Judge Abrams yesterday dismissed the complaint of a former Federal Reserve bank examiner who claimed she was fired after identifying a lack of internal controls at Goldman Sachs. The plaintiff had alleged that she told her supervisors at the Fed that Goldman had “no firmwide conflict of interest policy,” in violation of SR 08-08, a Federal Reserve guideline that served as the basis for the plaintiff’s examination of Goldman. When she refused to alter her conclusion, the plaintiff alleged, she was fired in retaliation. The Court dismissed the claims under the Federal Deposit Insurance Act’s whistleblower statute (Section 1831j). First, Judge Abrams held that the statute did not apply to individuals, dismissing the claims against the plaintiffs’ former supervisors. Moving next to the claims against the New York Fed, Judge Abrams held that neither of the plaintiff’s theories stated a claim under the whistleblower statute:

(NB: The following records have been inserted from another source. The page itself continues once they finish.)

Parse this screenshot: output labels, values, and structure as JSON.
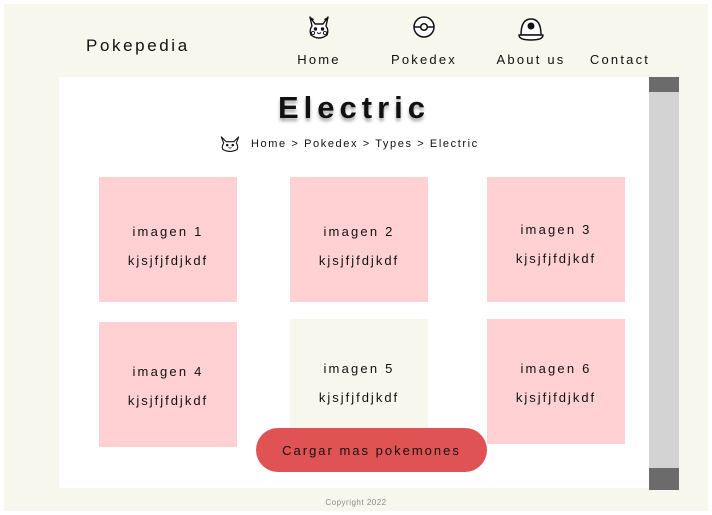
{
  "header": {
    "brand": "Pokepedia",
    "nav": [
      {
        "label": "Home",
        "icon": "pikachu-icon"
      },
      {
        "label": "Pokedex",
        "icon": "pokeball-icon"
      },
      {
        "label": "About us",
        "icon": "trainer-cap-icon"
      },
      {
        "label": "Contact"
      }
    ]
  },
  "main": {
    "title": "Electric",
    "breadcrumb": "Home > Pokedex > Types > Electric",
    "cards": [
      {
        "title": "imagen 1",
        "text": "kjsjfjfdjkdf"
      },
      {
        "title": "imagen 2",
        "text": "kjsjfjfdjkdf"
      },
      {
        "title": "imagen 3",
        "text": "kjsjfjfdjkdf"
      },
      {
        "title": "imagen 4",
        "text": "kjsjfjfdjkdf"
      },
      {
        "title": "imagen 5",
        "text": "kjsjfjfdjkdf"
      },
      {
        "title": "imagen 6",
        "text": "kjsjfjfdjkdf"
      }
    ],
    "load_more_label": "Cargar mas pokemones"
  },
  "footer": {
    "copyright": "Copyright 2022"
  },
  "colors": {
    "page_background": "#f7f7ee",
    "content_background": "#ffffff",
    "card_pink": "#ffd1d3",
    "button_red": "#e05355",
    "scrollbar_track": "#d3d3d3",
    "scrollbar_thumb": "#6b6b6b"
  }
}
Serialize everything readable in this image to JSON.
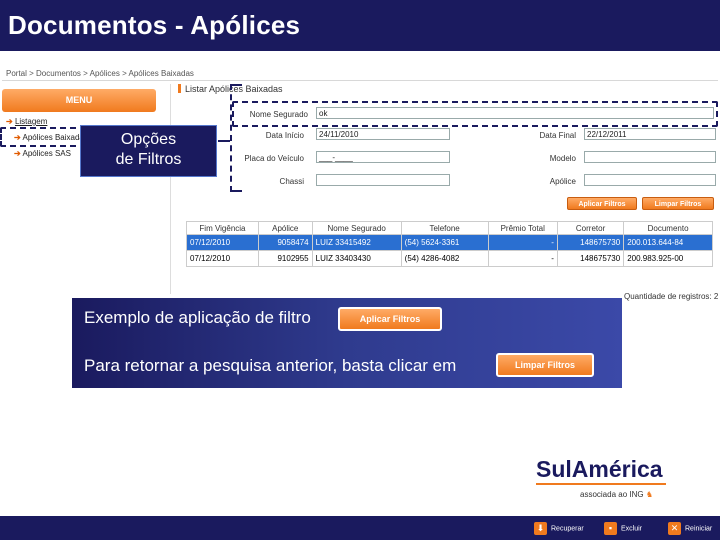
{
  "slide": {
    "title": "Documentos - Apólices"
  },
  "app": {
    "breadcrumb": "Portal > Documentos > Apólices > Apólices Baixadas",
    "menu_button": "MENU",
    "nav": {
      "section": "Listagem",
      "items": [
        "Apólices Baixadas",
        "Apólices SAS"
      ]
    },
    "panel_title": "Listar Apólices Baixadas",
    "filters": {
      "nome_segurado": {
        "label": "Nome Segurado",
        "value": "ok"
      },
      "data_inicio": {
        "label": "Data Início",
        "value": "24/11/2010"
      },
      "data_final": {
        "label": "Data Final",
        "value": "22/12/2011"
      },
      "placa_modelo": {
        "label": "Placa do Veículo",
        "value": "___-____"
      },
      "modelo": {
        "label": "Modelo",
        "value": ""
      },
      "chassi": {
        "label": "Chassi",
        "value": ""
      },
      "apolice": {
        "label": "Apólice",
        "value": ""
      }
    },
    "buttons": {
      "apply": "Aplicar Filtros",
      "clear": "Limpar Filtros"
    },
    "table": {
      "headers": [
        "Fim Vigência",
        "Apólice",
        "Nome Segurado",
        "Telefone",
        "Prêmio Total",
        "Corretor",
        "Documento"
      ],
      "rows": [
        [
          "07/12/2010",
          "9058474",
          "LUIZ 33415492",
          "(54) 5624-3361",
          "-",
          "148675730",
          "200.013.644-84"
        ],
        [
          "07/12/2010",
          "9102955",
          "LUIZ 33403430",
          "(54) 4286-4082",
          "-",
          "148675730",
          "200.983.925-00"
        ]
      ]
    },
    "record_count": "Quantidade de registros: 2"
  },
  "callout": {
    "line1": "Opções",
    "line2": "de Filtros"
  },
  "example": {
    "text1": "Exemplo de aplicação de filtro",
    "text2": "Para retornar a pesquisa anterior, basta clicar em",
    "apply_label": "Aplicar Filtros",
    "clear_label": "Limpar Filtros"
  },
  "brand": {
    "logo": "SulAmérica",
    "assoc": "associada ao ING"
  },
  "footer": {
    "items": [
      "Recuperar",
      "Excluir",
      "Reiniciar"
    ]
  },
  "colors": {
    "navy": "#1a1a5e",
    "orange": "#f07a1e",
    "selected_row": "#2a6fd1"
  }
}
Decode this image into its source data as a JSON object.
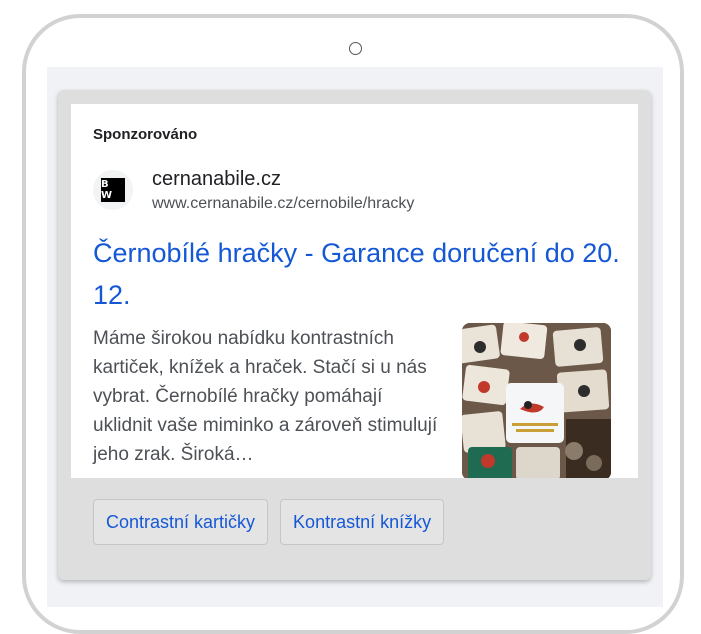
{
  "ad": {
    "sponsored_label": "Sponzorováno",
    "logo_text": "B W",
    "domain": "cernanabile.cz",
    "display_url": "www.cernanabile.cz/cernobile/hracky",
    "headline": "Černobílé hračky - Garance doručení do 20. 12.",
    "description": "Máme širokou nabídku kontrastních kartiček, knížek a hraček. Stačí si u nás vybrat. Černobílé hračky pomáhají uklidnit vaše miminko a zároveň stimulují jeho zrak. Široká…",
    "thumbnail_icon": "product-photo",
    "sitelinks": [
      {
        "label": "Contrastní kartičky"
      },
      {
        "label": "Kontrastní knížky"
      }
    ]
  },
  "colors": {
    "link": "#1558d6",
    "text": "#202124",
    "muted": "#4d5156"
  }
}
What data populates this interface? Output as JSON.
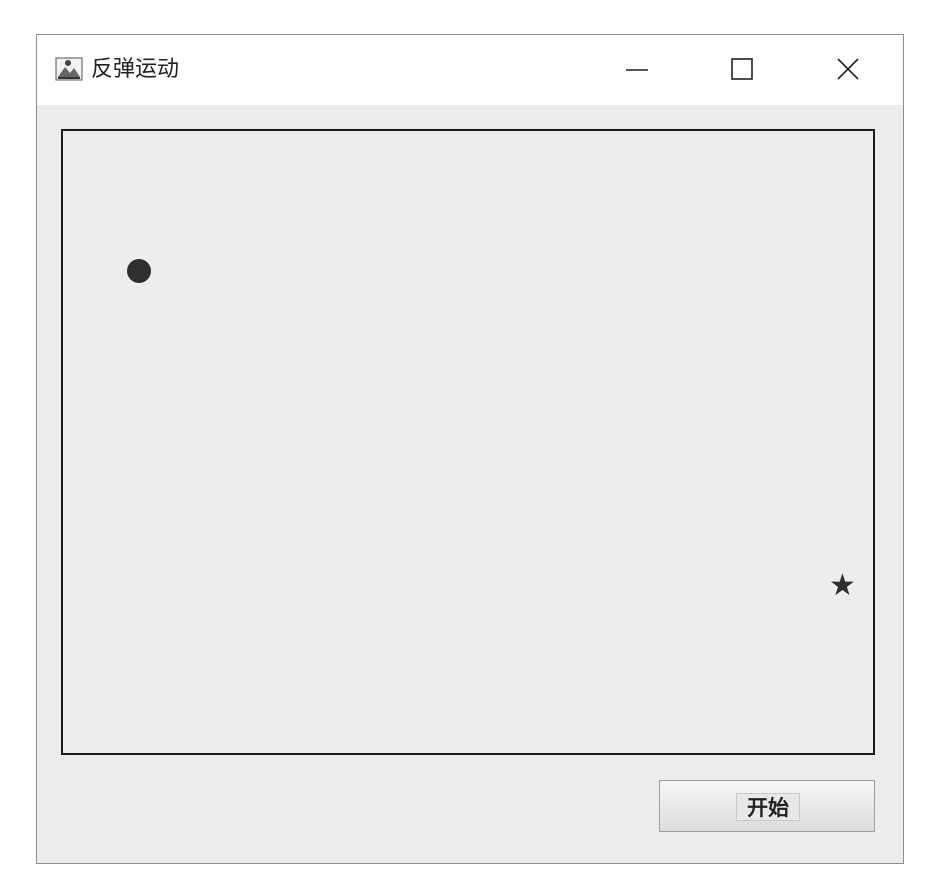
{
  "window": {
    "title": "反弹运动",
    "app_icon": "java-app-icon",
    "controls": [
      "minimize-icon",
      "maximize-icon",
      "close-icon"
    ]
  },
  "canvas": {
    "ball": "ball-icon",
    "star_glyph": "★"
  },
  "footer": {
    "start_label": "开始"
  },
  "colors": {
    "window_bg": "#ececec",
    "titlebar_bg": "#ffffff",
    "canvas_border": "#1a1a1a",
    "sprite": "#2f2f2f"
  }
}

[Plaintiff’s first] allegation—that she was fired because she “refus[ed] to change her examination findings”—does not assert a protected activity within the scope of § 1831j. Section 1831j emphasizes the provision of information: employees may not be subjected to adverse action “because” they “provided information” about one of the enumerated types of wrongdoing. . . Section 1831j’s protections attach when an individual discloses protected information to a third party, not when she is asked to alter that information. *** [To state her second claim,] Plaintiff must plausibly allege that she “provided information” about the violation of a “law or regulation.” Plaintiff has alleged that she was terminated because she provided information about a possible violation of SR 08-08. Therefore, the question before the Court is whether SR 08-08 is a “law or regulation.” . . . The Court expresses no conclusion as to whether Goldman Sachs was or was not in compliance with SR 08-08. Rather, it concludes only that SR 08-08 is an advisory letter that does not carry with it the force of law. Assuming as true the allegations in Plaintiff’s FAC, Plaintiff nonetheless did not reveal a violation of a “law or regulation” when she disclosed that Goldman Sachs was not in compliance with SR 08-08. This “finding” may well have been important, but it did not fall into one of the categories that Congress determined was entitled to protection. Under the facts alleged in the FAC, Plaintiff is thus not a “whistleblower” within the meaning of § 1831j.